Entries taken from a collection
Segment Open

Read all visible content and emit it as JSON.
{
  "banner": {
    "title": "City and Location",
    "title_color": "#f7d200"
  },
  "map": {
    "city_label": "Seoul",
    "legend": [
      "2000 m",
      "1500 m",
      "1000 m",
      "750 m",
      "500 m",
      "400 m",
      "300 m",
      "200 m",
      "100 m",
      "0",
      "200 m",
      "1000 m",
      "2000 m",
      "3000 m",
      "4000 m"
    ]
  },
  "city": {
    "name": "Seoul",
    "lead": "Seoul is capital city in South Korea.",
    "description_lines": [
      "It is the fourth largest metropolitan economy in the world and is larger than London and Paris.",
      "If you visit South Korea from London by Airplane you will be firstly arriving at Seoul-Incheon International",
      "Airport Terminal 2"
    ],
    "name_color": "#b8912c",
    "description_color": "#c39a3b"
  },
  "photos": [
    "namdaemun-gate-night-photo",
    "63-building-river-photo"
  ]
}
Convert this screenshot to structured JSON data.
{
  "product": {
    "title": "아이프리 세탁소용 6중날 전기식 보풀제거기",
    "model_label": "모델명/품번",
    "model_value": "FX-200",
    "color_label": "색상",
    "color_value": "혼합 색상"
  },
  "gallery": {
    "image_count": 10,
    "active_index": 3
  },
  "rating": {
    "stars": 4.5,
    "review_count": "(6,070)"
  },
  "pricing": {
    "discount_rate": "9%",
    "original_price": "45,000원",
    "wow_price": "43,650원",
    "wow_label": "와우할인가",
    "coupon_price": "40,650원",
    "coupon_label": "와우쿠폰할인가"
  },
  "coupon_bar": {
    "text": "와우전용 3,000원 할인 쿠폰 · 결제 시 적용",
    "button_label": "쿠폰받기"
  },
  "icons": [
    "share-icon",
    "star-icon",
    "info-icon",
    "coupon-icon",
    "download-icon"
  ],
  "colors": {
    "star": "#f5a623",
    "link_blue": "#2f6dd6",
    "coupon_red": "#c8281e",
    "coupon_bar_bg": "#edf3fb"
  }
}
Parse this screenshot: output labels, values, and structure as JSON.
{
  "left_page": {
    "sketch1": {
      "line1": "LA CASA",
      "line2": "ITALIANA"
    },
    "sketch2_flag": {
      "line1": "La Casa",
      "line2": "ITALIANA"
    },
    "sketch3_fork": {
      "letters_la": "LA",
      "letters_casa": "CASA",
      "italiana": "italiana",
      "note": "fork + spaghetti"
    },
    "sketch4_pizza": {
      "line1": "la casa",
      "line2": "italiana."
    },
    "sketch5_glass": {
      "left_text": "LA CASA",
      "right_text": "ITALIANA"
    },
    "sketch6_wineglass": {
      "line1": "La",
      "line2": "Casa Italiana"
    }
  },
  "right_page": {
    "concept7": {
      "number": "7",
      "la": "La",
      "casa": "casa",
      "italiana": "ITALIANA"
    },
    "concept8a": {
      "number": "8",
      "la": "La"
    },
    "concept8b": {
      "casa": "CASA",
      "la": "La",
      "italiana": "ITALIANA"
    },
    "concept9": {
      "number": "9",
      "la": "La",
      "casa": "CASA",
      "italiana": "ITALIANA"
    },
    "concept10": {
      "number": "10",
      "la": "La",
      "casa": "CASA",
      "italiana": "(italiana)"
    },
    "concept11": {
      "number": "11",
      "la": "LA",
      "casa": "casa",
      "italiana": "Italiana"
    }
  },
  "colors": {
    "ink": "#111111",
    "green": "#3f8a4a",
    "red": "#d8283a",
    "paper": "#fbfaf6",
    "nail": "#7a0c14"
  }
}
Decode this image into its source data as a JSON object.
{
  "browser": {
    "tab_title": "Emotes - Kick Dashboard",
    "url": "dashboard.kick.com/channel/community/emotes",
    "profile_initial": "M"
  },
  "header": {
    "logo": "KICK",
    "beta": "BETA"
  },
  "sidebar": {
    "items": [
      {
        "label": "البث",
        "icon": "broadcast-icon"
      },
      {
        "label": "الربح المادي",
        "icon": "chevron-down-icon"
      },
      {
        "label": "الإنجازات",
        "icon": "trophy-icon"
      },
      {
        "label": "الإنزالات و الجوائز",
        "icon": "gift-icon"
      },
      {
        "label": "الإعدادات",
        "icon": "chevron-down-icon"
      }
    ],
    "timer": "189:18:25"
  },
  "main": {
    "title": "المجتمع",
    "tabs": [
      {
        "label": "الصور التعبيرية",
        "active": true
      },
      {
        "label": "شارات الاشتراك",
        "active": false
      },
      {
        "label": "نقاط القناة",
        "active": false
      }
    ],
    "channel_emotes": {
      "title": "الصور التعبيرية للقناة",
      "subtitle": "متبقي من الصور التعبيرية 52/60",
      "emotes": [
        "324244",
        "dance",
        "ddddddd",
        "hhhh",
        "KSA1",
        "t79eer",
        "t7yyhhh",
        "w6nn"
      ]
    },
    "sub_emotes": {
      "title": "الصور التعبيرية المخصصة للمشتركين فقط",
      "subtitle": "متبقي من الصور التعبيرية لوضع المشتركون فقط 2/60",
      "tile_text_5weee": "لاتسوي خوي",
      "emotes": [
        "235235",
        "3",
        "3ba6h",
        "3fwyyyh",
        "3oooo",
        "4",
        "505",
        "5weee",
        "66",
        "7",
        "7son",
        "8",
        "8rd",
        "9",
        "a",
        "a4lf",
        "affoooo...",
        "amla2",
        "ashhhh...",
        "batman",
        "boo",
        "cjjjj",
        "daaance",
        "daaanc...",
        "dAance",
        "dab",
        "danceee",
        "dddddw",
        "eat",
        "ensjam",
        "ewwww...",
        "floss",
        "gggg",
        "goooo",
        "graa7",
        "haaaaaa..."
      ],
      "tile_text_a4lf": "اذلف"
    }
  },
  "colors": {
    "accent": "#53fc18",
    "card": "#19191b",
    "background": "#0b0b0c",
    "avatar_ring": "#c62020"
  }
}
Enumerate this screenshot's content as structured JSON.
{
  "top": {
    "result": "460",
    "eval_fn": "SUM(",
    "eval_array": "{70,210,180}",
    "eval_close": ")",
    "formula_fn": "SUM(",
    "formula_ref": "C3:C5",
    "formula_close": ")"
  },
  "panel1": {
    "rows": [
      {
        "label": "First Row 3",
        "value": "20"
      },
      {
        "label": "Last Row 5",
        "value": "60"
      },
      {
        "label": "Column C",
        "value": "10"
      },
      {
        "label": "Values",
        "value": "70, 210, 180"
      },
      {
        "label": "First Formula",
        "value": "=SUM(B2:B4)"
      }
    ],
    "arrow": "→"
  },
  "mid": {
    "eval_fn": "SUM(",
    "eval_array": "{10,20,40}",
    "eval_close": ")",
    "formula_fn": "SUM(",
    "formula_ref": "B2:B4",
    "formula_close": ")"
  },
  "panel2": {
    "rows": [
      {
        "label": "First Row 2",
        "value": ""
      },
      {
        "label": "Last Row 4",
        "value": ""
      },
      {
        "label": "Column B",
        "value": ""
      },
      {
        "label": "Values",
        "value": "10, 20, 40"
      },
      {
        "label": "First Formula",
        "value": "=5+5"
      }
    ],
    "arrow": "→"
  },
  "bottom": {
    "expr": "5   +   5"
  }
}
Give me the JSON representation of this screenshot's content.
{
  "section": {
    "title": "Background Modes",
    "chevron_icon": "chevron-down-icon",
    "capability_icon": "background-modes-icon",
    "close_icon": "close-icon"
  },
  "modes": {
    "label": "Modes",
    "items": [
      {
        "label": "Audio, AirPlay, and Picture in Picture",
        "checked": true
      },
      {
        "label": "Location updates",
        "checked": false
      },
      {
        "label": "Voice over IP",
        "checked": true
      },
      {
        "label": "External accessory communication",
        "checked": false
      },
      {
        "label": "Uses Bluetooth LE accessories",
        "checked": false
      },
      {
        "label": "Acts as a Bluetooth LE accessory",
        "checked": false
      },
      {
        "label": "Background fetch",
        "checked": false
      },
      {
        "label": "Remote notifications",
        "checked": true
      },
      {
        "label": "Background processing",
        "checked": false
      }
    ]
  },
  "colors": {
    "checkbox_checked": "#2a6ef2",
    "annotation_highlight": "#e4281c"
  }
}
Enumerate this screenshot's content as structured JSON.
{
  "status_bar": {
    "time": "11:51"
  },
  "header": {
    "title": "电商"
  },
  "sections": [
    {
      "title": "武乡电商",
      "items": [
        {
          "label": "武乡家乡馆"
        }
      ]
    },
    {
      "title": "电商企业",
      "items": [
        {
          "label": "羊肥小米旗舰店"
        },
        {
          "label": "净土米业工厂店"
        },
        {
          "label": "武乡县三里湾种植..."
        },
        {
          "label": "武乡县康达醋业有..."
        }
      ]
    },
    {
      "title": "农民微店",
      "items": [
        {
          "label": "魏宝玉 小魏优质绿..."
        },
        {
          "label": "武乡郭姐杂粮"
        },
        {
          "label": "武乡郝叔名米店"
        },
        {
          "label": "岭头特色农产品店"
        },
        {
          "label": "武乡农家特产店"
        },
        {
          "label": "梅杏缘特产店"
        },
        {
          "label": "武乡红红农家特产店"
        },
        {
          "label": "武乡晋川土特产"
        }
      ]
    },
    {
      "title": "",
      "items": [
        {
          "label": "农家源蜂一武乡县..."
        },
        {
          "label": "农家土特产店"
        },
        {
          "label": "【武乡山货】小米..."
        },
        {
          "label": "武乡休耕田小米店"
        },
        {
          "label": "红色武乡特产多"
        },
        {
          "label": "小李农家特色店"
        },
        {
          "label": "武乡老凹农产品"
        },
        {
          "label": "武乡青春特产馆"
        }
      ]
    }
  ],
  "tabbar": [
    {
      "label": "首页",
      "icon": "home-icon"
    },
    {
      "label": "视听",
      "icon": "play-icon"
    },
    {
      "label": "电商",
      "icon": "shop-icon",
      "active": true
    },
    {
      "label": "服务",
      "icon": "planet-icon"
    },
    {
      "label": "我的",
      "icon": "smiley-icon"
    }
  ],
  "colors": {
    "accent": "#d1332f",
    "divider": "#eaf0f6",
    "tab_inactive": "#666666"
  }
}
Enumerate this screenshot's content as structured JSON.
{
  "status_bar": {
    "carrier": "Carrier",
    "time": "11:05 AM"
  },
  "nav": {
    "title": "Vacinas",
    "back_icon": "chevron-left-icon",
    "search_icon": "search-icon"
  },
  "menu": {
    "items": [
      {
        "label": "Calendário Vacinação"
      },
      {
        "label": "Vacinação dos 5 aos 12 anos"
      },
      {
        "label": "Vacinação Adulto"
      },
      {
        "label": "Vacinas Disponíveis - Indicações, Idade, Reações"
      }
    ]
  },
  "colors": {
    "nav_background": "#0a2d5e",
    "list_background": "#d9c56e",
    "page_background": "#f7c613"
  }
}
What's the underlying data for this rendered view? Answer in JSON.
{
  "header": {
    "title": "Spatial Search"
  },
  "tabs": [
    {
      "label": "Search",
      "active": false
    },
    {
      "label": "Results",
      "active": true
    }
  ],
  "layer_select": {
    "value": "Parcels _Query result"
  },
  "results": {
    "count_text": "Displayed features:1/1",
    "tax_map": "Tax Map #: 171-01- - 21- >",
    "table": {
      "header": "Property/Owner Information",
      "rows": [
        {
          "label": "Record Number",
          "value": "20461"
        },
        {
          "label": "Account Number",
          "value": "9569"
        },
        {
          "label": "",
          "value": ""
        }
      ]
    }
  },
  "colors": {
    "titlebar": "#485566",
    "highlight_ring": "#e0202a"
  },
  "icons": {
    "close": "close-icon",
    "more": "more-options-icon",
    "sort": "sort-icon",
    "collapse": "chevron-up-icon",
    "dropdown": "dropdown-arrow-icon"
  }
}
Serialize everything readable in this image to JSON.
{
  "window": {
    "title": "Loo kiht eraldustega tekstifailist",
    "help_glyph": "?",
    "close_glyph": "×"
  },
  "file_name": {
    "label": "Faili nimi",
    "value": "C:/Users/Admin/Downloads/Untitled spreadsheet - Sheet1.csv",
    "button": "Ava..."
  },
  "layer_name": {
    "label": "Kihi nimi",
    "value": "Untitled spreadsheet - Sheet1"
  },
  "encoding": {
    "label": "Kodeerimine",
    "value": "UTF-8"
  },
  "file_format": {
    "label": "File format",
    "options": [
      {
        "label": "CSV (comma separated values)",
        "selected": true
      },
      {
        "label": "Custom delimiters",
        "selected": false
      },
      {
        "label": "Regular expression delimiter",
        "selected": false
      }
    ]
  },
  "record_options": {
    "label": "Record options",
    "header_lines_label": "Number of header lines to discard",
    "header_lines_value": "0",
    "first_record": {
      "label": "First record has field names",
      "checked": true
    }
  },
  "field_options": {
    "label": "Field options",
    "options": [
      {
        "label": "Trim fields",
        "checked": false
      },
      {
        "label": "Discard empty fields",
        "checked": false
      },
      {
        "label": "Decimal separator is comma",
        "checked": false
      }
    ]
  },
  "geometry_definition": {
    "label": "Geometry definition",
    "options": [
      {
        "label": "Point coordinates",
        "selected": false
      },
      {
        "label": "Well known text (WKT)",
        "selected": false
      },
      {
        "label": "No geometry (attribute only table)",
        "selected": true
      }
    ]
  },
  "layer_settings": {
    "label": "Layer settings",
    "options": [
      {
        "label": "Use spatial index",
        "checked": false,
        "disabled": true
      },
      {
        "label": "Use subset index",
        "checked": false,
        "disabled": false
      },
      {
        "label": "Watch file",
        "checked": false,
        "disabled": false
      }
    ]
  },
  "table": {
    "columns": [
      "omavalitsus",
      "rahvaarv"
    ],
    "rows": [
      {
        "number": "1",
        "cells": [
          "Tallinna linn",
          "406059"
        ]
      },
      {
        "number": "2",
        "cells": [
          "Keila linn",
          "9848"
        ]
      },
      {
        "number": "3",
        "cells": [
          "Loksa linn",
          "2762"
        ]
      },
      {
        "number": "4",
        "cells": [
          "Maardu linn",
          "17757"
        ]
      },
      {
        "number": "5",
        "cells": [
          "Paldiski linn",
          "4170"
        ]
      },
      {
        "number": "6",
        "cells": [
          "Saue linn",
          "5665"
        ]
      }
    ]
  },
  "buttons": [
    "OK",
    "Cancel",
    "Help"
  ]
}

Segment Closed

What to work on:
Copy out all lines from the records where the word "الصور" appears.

Exercise output:
        "label": "الصور التعبيرية",
      "title": "الصور التعبيرية للقناة",
      "subtitle": "متبقي من الصور التعبيرية 52/60",
      "title": "الصور التعبيرية المخصصة للمشتركين فقط",
      "subtitle": "متبقي من الصور التعبيرية لوضع المشتركون فقط 2/60",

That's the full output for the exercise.